Search the records for the word "this" and pick out every line that has it.
====================
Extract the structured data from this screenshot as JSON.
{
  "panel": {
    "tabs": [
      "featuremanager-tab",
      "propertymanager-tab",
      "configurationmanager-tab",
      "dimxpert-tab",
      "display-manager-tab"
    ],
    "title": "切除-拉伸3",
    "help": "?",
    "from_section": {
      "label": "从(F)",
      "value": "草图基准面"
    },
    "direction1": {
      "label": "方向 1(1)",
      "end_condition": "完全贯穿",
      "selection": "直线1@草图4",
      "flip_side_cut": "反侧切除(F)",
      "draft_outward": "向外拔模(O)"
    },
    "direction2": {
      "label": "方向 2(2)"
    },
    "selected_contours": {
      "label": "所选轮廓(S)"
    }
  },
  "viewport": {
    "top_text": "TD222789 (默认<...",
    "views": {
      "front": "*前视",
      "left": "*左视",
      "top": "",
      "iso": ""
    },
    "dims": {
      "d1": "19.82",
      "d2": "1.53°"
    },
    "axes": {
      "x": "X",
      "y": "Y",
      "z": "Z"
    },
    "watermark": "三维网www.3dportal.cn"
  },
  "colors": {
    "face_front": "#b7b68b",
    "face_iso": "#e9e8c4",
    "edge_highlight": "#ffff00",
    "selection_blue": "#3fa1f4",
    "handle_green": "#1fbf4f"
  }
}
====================
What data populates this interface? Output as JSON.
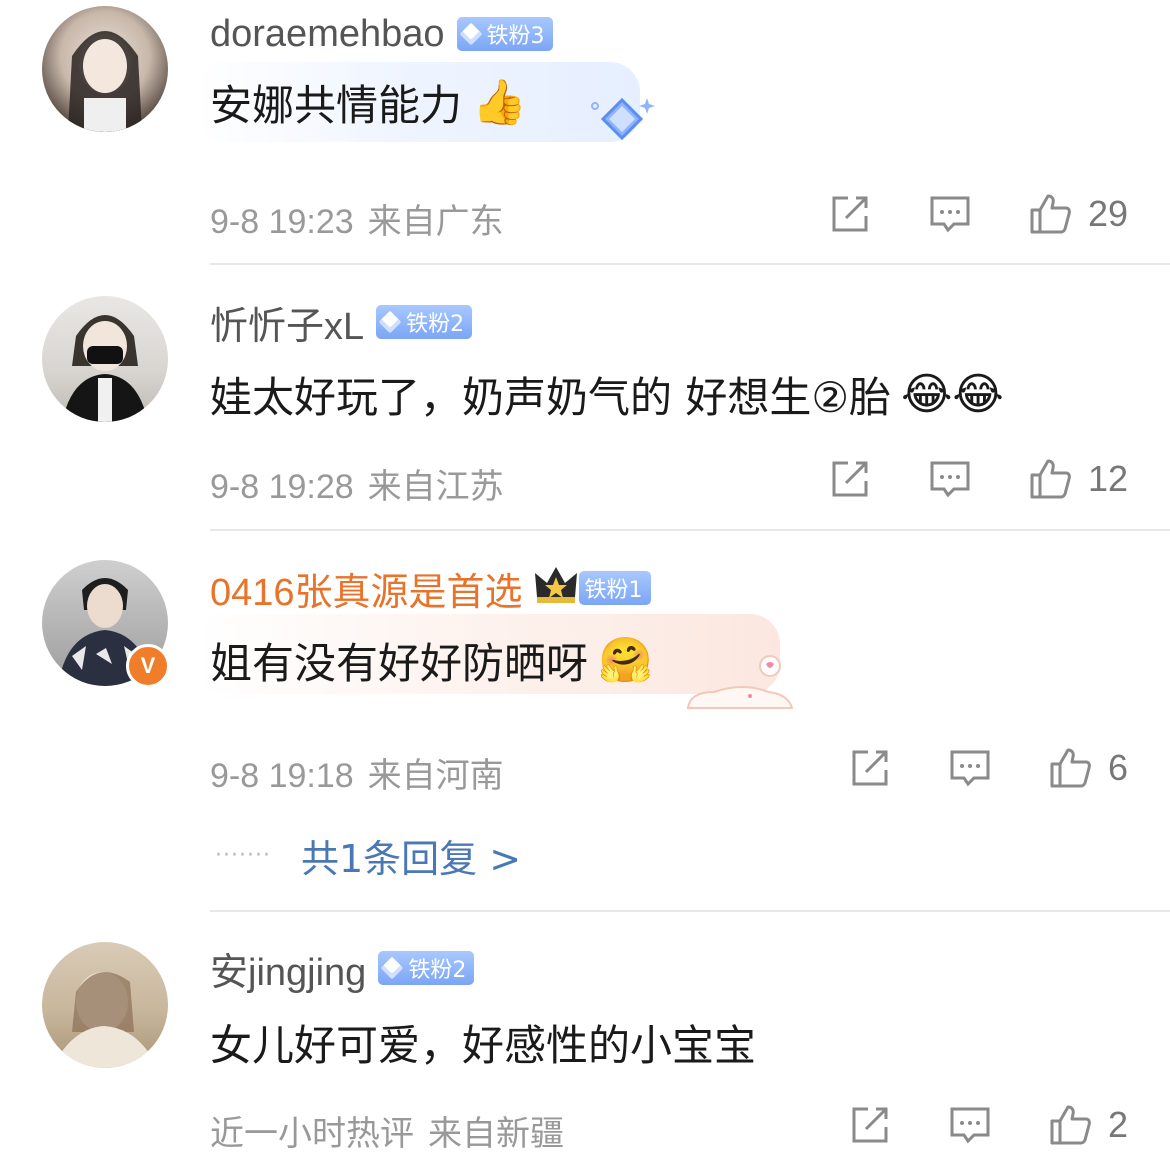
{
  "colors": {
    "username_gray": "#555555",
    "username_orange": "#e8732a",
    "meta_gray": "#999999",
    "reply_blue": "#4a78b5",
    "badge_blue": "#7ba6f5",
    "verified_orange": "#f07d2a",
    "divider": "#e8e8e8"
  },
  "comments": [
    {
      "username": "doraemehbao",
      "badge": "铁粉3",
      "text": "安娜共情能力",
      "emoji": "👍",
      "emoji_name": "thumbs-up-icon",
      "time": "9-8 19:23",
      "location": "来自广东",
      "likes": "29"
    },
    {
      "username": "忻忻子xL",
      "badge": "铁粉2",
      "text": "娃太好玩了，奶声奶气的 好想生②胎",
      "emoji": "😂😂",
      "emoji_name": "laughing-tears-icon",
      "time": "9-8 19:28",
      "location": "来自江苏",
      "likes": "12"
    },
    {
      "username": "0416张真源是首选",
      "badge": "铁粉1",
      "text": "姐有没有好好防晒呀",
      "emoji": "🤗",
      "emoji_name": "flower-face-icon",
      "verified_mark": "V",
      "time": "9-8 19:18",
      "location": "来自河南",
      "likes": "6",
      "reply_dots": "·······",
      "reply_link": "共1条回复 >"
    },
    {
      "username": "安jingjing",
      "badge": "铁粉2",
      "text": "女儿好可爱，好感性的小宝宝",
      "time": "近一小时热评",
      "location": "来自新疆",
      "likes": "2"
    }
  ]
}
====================
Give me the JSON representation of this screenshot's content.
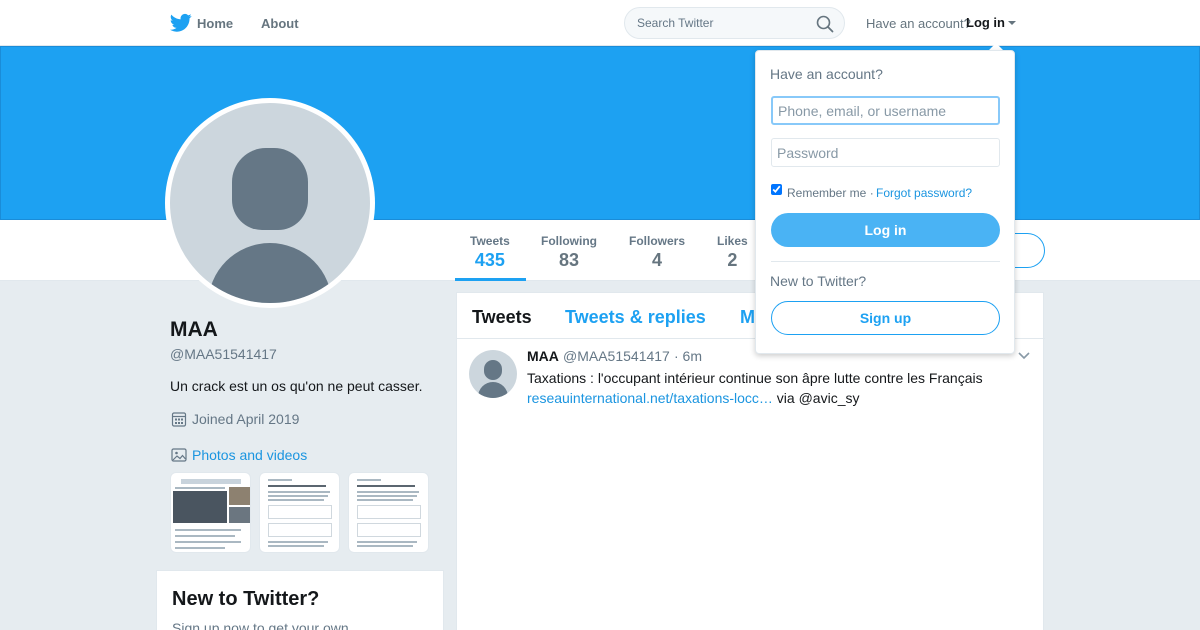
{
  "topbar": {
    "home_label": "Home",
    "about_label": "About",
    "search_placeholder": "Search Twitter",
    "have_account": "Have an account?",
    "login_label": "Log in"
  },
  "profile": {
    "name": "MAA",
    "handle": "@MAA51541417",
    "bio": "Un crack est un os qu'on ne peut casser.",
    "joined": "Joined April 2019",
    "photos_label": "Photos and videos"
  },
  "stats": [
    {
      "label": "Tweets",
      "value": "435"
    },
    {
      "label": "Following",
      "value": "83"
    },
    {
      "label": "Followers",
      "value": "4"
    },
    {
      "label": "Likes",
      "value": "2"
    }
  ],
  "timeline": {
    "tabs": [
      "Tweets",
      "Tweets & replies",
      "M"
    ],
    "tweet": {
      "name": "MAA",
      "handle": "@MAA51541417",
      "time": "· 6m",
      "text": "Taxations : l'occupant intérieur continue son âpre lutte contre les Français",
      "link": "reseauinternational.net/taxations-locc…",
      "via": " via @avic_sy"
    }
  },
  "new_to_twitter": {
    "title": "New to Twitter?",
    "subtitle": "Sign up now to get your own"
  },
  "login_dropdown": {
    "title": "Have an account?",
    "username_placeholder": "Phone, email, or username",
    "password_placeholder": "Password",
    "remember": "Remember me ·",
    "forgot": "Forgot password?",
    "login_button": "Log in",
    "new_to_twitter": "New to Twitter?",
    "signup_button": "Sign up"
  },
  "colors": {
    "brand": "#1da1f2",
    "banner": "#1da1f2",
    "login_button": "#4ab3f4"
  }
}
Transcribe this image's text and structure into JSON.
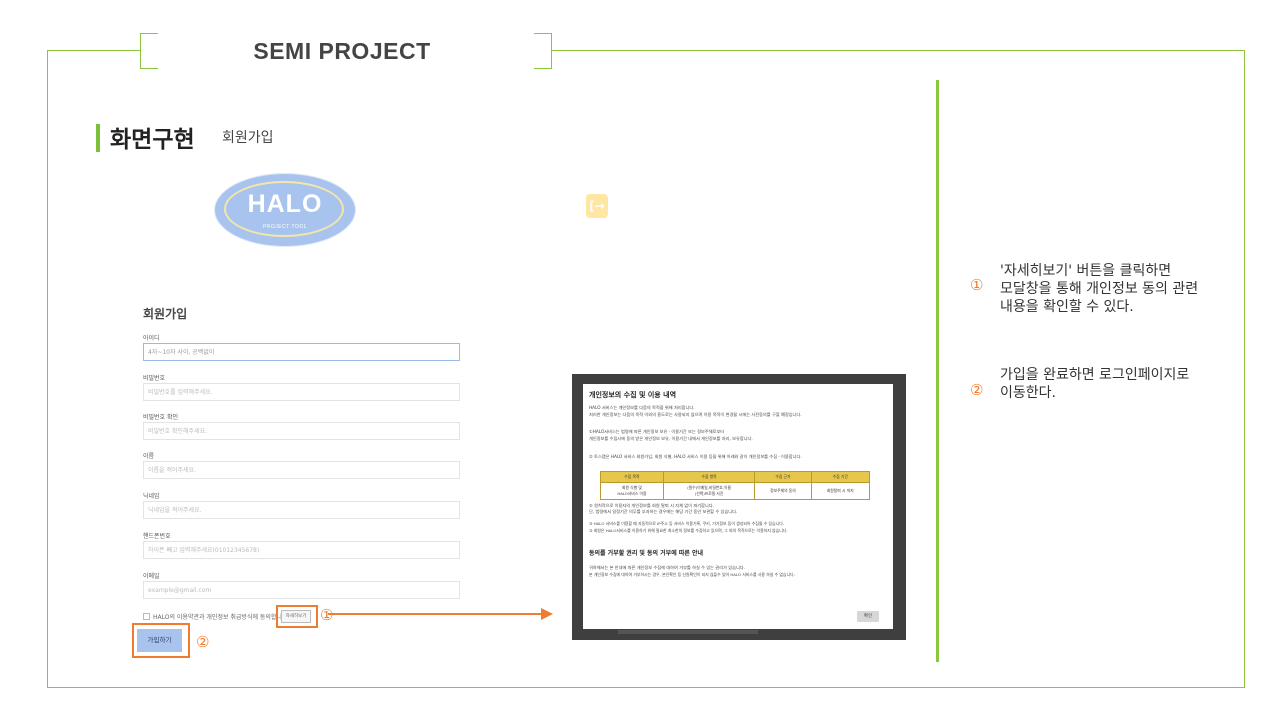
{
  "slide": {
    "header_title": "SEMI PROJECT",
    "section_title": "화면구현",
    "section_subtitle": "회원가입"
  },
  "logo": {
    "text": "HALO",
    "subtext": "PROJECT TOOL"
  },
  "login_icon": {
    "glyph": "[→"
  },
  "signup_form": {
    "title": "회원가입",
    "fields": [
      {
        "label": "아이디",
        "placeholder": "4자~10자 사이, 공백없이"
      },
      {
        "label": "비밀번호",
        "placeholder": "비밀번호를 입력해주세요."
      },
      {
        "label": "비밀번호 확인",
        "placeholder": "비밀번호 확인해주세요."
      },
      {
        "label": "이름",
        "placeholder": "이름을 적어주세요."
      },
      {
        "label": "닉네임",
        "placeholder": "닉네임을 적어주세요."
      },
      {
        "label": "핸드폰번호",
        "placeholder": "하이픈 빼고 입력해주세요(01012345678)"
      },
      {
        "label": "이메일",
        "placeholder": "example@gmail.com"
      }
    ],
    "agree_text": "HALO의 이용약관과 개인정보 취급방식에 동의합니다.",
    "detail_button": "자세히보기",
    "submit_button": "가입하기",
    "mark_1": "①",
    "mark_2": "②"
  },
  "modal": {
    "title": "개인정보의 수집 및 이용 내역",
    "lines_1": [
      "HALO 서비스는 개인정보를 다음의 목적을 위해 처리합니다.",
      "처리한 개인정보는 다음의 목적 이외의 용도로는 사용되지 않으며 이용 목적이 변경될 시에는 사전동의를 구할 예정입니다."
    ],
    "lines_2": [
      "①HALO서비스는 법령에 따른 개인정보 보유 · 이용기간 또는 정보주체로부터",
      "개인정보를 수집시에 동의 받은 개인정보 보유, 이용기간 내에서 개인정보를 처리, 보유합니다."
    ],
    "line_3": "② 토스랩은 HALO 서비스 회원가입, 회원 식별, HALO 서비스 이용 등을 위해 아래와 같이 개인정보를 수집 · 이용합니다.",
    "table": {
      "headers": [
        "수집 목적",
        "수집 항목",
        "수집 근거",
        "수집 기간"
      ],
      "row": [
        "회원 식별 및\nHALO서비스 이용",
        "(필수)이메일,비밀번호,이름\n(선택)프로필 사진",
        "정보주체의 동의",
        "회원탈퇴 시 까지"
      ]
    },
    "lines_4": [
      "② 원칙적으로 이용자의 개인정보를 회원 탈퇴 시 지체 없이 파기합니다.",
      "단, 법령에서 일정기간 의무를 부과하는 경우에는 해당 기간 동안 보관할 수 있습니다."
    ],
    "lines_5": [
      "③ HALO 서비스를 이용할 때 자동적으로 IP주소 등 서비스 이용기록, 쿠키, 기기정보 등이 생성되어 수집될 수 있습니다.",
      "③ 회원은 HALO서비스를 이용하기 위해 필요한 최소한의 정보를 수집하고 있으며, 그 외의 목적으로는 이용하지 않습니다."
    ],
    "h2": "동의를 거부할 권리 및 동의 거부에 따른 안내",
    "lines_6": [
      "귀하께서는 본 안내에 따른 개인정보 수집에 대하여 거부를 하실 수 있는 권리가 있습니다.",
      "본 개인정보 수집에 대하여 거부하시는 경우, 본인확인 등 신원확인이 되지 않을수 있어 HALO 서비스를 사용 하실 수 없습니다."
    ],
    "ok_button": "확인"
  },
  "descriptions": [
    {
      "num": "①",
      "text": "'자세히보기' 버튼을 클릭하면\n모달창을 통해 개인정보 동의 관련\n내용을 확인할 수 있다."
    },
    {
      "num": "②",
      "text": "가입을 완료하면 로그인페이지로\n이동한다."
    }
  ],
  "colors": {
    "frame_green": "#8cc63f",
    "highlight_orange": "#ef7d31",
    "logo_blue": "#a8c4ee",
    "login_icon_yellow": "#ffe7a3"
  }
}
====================
* **ANSWER BELOW**
Extract the structured data from this screenshot as JSON.
What data populates this interface? Output as JSON.
Give me the JSON representation of this screenshot's content.
Transcribe this image's text and structure into JSON.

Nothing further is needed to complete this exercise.